What to produce
Print the records below exactly, leaving out nothing.

Data entries
--- START ---

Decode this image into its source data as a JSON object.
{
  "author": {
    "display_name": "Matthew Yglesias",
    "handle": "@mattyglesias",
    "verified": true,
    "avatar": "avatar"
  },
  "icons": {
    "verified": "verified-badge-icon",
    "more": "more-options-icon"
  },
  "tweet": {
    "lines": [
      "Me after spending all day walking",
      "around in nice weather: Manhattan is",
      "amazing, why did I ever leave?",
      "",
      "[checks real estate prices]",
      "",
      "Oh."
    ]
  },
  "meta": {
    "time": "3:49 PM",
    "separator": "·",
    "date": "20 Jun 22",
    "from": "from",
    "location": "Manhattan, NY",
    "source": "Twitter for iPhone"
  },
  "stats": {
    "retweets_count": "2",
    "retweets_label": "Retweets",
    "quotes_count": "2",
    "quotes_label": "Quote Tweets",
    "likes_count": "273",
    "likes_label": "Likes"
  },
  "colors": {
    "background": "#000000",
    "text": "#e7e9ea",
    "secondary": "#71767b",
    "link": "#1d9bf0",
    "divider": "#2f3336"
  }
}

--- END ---

Exercise result
Decode this image into its source data as a JSON object.
{
  "author": {
    "display_name": "Matthew Yglesias",
    "handle": "@mattyglesias",
    "verified": true,
    "avatar": "avatar"
  },
  "icons": {
    "verified": "verified-badge-icon",
    "more": "more-options-icon"
  },
  "tweet": {
    "lines": [
      "Me after spending all day walking",
      "around in nice weather: Manhattan is",
      "amazing, why did I ever leave?",
      "",
      "[checks real estate prices]",
      "",
      "Oh."
    ]
  },
  "meta": {
    "time": "3:49 PM",
    "separator": "·",
    "date": "20 Jun 22",
    "from": "from",
    "location": "Manhattan, NY",
    "source": "Twitter for iPhone"
  },
  "stats": {
    "retweets_count": "2",
    "retweets_label": "Retweets",
    "quotes_count": "2",
    "quotes_label": "Quote Tweets",
    "likes_count": "273",
    "likes_label": "Likes"
  },
  "colors": {
    "background": "#000000",
    "text": "#e7e9ea",
    "secondary": "#71767b",
    "link": "#1d9bf0",
    "divider": "#2f3336"
  }
}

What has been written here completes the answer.